Data to examine:
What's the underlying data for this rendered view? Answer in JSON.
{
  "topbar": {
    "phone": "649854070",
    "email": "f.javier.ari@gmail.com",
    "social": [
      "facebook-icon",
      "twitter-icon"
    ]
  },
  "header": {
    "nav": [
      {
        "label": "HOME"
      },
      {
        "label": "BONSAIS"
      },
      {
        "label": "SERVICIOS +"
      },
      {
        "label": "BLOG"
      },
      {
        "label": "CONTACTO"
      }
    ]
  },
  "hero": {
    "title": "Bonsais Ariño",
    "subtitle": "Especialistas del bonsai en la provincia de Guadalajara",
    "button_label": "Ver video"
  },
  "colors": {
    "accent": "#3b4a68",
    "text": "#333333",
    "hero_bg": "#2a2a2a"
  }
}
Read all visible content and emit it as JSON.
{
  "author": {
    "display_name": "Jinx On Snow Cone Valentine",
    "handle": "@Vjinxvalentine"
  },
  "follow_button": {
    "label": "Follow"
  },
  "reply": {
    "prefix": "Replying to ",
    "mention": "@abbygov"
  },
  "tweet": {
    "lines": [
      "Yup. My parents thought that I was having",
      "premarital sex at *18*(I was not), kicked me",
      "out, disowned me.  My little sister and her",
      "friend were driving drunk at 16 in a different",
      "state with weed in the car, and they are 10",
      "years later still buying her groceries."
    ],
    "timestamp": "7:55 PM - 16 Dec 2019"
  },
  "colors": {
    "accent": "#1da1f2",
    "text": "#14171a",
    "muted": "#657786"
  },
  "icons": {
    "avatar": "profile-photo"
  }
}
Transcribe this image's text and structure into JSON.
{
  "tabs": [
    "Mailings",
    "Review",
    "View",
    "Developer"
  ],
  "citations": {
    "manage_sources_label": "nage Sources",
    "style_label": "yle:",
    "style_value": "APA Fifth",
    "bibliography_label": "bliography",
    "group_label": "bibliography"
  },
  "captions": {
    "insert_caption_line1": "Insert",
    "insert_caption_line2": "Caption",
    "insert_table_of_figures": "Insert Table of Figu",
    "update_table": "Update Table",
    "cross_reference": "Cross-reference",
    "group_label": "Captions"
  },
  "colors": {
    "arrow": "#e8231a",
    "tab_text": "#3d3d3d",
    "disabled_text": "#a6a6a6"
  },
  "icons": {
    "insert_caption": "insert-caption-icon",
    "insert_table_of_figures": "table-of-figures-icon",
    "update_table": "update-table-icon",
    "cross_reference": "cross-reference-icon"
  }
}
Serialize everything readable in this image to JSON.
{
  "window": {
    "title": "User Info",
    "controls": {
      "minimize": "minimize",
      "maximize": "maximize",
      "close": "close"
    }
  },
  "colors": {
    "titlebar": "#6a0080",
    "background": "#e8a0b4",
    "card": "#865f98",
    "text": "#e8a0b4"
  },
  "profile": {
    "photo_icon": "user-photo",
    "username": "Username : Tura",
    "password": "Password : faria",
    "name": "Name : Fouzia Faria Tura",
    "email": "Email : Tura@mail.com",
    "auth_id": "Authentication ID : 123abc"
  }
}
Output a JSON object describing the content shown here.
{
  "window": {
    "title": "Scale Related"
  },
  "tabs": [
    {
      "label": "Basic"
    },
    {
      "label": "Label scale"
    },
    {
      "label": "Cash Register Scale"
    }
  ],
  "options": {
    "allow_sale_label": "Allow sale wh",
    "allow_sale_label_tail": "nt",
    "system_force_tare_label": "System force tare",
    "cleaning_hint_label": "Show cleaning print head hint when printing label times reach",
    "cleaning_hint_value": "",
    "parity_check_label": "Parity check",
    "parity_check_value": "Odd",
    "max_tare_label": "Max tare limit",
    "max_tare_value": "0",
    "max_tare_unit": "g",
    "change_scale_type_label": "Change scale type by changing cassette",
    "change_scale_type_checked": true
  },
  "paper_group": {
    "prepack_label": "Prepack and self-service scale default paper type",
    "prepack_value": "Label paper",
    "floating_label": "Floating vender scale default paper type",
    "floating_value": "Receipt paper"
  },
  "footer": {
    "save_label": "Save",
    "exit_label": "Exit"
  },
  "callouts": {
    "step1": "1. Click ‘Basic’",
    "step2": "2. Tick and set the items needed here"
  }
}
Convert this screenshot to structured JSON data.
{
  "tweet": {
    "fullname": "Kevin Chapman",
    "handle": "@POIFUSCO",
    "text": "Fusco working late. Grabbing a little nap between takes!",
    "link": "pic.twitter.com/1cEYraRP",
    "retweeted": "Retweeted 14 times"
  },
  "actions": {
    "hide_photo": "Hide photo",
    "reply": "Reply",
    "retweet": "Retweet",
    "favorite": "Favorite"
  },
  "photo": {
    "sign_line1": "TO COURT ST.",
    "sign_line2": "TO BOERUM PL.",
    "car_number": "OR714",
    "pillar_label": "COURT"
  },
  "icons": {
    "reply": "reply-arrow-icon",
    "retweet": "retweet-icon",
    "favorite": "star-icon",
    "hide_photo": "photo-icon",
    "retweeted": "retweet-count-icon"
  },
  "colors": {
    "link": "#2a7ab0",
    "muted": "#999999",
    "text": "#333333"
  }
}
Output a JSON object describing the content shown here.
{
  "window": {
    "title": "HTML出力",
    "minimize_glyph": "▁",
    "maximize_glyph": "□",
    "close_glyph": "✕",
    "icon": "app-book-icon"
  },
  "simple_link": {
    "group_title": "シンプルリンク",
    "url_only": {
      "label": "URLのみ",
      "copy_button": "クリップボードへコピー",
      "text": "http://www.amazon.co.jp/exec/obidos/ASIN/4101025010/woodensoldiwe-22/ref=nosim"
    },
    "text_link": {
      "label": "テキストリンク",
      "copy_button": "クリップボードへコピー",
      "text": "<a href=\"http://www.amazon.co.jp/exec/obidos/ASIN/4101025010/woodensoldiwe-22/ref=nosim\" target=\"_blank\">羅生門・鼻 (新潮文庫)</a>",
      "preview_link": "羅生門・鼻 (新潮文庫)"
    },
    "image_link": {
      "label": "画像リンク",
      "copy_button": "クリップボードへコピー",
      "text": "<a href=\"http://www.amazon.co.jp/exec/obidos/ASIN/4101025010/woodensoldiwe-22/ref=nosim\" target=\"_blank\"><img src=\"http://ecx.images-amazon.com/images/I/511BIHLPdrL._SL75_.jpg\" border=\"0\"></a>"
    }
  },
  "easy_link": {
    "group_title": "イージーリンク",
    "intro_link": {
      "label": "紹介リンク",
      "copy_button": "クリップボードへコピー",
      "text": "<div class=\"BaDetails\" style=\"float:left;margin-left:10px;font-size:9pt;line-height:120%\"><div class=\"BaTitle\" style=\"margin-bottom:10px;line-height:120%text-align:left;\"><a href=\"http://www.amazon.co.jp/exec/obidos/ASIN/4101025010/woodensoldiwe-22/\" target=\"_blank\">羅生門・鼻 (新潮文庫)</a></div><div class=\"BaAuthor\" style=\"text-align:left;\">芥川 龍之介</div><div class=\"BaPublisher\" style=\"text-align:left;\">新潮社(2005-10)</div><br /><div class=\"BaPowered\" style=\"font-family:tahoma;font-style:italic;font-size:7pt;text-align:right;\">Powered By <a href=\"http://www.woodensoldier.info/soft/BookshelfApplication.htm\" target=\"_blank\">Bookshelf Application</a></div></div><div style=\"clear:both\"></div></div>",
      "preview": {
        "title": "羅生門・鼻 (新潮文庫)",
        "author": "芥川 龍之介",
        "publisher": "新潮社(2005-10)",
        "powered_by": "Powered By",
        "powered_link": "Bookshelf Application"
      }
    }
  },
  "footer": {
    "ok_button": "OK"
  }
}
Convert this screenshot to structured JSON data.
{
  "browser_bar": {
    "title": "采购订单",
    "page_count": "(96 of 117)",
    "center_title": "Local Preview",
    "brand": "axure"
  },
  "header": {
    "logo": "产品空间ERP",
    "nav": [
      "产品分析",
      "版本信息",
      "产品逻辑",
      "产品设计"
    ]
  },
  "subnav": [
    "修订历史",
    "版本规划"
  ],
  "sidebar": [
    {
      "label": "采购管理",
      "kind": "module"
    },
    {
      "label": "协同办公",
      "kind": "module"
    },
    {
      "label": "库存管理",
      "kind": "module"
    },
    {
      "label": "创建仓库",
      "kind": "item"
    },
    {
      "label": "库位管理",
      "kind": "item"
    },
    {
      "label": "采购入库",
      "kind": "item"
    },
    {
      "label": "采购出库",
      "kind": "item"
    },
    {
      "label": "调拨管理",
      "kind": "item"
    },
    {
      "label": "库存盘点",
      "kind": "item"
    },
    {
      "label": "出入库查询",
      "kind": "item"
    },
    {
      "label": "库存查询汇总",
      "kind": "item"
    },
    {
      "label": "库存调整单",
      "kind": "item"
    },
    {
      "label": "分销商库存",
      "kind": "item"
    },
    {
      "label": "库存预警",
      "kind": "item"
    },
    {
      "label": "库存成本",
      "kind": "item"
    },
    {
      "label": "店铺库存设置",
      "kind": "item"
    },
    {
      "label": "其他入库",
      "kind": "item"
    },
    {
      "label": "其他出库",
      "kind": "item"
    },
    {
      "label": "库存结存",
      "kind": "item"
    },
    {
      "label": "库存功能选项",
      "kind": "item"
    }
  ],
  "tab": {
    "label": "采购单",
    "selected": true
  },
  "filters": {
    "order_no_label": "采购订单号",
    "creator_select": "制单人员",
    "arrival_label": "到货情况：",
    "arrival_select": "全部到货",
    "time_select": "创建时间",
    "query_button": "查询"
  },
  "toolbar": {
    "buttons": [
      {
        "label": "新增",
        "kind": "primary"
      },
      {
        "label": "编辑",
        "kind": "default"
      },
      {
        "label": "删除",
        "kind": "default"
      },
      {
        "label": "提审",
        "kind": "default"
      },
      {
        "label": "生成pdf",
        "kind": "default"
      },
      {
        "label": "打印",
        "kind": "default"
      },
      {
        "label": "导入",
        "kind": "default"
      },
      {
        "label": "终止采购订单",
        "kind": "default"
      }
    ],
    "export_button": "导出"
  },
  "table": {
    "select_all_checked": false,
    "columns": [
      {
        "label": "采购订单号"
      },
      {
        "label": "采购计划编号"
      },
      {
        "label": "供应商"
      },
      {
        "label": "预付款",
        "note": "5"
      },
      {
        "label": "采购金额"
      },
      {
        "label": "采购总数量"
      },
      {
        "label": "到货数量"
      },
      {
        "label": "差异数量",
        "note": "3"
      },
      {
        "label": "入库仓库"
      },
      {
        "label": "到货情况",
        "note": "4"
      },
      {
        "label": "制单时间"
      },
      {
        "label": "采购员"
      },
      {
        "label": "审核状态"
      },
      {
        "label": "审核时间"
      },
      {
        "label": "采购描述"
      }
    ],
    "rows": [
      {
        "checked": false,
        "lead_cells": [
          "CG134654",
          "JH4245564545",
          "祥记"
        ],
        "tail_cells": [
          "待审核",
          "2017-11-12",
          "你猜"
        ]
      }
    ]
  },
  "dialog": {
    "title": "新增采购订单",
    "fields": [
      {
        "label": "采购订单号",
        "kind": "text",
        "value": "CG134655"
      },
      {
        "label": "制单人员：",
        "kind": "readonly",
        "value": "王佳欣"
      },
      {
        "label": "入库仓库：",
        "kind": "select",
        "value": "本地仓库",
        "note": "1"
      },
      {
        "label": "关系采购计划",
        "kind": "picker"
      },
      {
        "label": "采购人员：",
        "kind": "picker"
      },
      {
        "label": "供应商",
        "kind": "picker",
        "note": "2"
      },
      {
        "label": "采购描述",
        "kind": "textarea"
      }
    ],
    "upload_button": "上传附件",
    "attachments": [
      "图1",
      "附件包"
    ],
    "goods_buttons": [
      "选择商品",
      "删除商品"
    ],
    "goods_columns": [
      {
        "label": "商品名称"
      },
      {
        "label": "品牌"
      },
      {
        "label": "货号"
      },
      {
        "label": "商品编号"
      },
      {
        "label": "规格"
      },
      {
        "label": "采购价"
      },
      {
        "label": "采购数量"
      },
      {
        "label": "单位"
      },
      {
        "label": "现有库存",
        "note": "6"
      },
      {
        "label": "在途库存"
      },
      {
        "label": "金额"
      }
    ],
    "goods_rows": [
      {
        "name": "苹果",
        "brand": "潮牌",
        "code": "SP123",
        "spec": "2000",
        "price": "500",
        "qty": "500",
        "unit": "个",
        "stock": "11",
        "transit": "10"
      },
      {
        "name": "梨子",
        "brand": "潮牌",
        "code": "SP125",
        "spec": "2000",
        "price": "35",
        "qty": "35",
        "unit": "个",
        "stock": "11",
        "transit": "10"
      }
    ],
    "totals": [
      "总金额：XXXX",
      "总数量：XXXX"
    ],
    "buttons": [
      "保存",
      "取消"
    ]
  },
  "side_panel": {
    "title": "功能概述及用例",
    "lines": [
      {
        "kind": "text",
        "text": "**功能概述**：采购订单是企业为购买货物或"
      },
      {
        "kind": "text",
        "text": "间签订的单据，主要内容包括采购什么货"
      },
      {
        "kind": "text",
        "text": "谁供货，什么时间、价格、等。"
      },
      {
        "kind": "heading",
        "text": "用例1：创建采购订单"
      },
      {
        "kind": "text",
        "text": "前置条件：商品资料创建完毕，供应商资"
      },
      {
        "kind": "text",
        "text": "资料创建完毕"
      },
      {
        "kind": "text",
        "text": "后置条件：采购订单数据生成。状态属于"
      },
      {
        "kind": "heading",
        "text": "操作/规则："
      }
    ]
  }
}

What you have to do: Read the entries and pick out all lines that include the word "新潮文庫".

Task answer:
      "text": "<a href=\"http://www.amazon.co.jp/exec/obidos/ASIN/4101025010/woodensoldiwe-22/ref=nosim\" target=\"_blank\">羅生門・鼻 (新潮文庫)</a>",
      "preview_link": "羅生門・鼻 (新潮文庫)"
      "text": "<div class=\"BaDetails\" style=\"float:left;margin-left:10px;font-size:9pt;line-height:120%\"><div class=\"BaTitle\" style=\"margin-bottom:10px;line-height:120%text-align:left;\"><a href=\"http://www.amazon.co.jp/exec/obidos/ASIN/4101025010/woodensoldiwe-22/\" target=\"_blank\">羅生門・鼻 (新潮文庫)</a></div><div class=\"BaAuthor\" style=\"text-align:left;\">芥川 龍之介</div><div class=\"BaPublisher\" style=\"text-align:left;\">新潮社(2005-10)</div><br /><div class=\"BaPowered\" style=\"font-family:tahoma;font-style:italic;font-size:7pt;text-align:right;\">Powered By <a href=\"http://www.woodensoldier.info/soft/BookshelfApplication.htm\" target=\"_blank\">Bookshelf Application</a></div></div><div style=\"clear:both\"></div></div>",
        "title": "羅生門・鼻 (新潮文庫)",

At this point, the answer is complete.